In the listing below, count each line containing "fields" and answer with the count only.

▸ **Source records**:
——
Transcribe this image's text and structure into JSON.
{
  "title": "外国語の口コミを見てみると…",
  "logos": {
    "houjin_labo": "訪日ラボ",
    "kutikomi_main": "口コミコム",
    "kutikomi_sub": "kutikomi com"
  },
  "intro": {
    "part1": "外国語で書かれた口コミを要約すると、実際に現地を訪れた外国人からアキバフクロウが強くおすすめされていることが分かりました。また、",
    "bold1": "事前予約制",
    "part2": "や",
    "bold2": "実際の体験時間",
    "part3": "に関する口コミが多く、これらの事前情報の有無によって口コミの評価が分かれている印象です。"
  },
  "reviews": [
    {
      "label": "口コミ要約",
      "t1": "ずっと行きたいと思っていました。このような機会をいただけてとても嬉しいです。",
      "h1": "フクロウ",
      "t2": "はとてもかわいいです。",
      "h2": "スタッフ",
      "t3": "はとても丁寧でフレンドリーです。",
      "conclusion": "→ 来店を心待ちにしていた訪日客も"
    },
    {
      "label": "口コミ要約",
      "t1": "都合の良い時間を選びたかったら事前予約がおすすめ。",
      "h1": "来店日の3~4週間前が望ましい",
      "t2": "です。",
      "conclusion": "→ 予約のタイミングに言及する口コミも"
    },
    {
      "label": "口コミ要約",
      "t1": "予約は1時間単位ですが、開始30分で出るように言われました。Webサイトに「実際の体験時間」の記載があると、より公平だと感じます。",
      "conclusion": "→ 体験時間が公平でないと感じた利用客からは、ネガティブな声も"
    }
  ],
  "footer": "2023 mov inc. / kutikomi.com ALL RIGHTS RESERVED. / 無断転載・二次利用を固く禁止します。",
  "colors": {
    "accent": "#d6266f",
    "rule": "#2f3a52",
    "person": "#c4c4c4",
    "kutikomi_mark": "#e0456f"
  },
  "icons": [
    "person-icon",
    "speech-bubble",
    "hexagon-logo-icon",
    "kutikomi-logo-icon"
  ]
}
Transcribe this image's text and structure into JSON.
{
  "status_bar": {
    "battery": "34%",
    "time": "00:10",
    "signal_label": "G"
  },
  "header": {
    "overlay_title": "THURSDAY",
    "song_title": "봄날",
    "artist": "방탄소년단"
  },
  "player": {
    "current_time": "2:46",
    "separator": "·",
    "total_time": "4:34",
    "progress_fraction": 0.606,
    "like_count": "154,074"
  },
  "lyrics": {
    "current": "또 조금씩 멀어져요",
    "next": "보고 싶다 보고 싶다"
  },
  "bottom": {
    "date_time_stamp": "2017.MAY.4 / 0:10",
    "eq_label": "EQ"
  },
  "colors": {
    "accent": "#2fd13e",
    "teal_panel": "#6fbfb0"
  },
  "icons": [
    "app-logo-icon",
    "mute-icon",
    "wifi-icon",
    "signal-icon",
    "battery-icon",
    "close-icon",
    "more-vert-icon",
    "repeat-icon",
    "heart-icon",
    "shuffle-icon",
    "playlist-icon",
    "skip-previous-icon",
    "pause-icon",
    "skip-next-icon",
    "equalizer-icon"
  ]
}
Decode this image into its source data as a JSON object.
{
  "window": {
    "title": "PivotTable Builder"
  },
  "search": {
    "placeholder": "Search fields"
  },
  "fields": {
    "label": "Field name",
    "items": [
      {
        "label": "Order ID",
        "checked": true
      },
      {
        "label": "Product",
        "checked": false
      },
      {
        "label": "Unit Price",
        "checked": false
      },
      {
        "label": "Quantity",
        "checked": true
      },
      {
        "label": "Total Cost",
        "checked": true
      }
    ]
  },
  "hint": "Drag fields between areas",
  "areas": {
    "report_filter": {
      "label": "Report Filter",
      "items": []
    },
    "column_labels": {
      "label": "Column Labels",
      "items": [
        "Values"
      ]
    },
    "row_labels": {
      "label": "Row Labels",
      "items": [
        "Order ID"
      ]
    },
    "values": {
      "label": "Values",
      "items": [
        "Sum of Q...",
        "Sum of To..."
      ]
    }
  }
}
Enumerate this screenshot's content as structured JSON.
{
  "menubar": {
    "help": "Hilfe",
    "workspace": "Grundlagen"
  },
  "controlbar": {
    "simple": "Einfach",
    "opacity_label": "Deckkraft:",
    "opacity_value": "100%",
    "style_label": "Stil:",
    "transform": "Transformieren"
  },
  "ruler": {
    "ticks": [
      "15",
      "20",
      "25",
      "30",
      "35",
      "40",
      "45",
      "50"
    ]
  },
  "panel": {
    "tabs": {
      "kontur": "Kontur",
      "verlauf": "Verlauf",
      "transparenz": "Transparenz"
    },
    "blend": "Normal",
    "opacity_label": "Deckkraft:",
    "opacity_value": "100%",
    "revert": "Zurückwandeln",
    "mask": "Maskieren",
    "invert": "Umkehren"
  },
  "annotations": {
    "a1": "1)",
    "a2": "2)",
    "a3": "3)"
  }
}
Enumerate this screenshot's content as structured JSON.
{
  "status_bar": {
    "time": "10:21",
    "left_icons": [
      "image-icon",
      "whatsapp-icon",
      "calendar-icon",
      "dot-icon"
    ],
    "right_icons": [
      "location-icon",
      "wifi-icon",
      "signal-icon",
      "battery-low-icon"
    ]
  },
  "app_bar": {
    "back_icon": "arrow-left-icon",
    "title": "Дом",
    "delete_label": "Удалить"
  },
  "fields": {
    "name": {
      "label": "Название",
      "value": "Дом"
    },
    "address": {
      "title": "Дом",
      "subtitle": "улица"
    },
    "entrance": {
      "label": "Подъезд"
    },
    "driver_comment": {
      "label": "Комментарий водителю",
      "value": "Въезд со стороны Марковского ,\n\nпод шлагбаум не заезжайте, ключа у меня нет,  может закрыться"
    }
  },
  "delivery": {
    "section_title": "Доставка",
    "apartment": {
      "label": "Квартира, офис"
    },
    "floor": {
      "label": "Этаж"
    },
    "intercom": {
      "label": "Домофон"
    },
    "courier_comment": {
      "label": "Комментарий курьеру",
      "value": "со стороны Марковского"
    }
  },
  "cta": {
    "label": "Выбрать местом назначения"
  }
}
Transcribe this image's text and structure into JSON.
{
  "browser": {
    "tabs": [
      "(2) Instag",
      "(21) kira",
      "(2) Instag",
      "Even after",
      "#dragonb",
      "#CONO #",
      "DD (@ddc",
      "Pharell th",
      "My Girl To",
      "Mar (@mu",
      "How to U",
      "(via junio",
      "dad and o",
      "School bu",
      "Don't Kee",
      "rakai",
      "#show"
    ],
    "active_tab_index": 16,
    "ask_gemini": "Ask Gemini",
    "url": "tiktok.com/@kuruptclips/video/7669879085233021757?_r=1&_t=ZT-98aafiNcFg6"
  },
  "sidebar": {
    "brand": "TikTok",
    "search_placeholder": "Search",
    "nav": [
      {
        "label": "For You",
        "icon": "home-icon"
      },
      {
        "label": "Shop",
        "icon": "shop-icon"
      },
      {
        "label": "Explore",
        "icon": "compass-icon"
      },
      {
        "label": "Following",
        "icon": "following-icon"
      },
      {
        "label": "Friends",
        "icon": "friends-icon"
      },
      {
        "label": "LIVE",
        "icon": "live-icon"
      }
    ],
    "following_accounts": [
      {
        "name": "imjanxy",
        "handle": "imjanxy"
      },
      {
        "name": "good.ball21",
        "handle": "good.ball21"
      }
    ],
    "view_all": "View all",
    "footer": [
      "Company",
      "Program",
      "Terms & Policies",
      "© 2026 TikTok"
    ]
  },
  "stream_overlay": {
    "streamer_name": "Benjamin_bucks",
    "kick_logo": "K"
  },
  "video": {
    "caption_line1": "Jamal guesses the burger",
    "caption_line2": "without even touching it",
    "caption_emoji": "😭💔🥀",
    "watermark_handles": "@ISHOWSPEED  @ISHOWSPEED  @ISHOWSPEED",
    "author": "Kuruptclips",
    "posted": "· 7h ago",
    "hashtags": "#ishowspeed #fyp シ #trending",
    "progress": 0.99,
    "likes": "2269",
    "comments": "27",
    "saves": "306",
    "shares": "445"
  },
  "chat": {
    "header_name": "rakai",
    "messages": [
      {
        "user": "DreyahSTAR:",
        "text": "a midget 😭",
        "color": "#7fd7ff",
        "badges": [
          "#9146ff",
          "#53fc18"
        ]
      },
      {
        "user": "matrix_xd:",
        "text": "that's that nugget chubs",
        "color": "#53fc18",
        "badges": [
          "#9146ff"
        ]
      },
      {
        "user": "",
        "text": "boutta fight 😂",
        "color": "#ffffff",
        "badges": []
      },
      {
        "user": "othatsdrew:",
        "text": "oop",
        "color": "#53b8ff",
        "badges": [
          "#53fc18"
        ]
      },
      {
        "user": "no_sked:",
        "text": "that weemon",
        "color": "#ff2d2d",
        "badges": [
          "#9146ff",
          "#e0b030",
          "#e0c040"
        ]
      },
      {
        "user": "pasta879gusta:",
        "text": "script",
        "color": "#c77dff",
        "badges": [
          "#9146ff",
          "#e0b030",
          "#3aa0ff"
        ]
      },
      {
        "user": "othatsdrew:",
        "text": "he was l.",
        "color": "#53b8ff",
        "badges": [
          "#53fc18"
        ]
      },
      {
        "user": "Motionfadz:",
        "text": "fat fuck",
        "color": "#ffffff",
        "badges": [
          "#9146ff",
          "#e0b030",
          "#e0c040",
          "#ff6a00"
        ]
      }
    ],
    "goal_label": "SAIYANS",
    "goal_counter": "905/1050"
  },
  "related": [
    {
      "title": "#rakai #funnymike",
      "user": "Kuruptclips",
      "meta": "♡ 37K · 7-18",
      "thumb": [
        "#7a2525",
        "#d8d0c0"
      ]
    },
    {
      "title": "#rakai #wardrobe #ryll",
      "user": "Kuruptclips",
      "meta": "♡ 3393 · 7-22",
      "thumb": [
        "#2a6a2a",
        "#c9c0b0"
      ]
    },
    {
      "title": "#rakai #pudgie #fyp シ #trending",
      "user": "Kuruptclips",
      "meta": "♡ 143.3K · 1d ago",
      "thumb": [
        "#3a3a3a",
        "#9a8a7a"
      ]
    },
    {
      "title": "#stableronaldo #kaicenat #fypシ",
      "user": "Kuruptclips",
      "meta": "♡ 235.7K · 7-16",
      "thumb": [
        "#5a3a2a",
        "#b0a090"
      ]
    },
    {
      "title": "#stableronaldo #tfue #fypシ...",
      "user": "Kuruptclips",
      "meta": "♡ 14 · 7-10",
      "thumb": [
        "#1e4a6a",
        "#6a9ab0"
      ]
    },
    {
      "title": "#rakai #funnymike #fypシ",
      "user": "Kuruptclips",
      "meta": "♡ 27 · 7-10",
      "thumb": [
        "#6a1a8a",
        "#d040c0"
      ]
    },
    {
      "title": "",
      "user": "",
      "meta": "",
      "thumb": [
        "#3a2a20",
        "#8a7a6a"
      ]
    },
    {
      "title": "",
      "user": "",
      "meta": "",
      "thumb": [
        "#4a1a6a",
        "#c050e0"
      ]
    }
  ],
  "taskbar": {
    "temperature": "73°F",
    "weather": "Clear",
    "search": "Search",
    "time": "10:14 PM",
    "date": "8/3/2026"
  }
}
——
▸ **Answer**:
4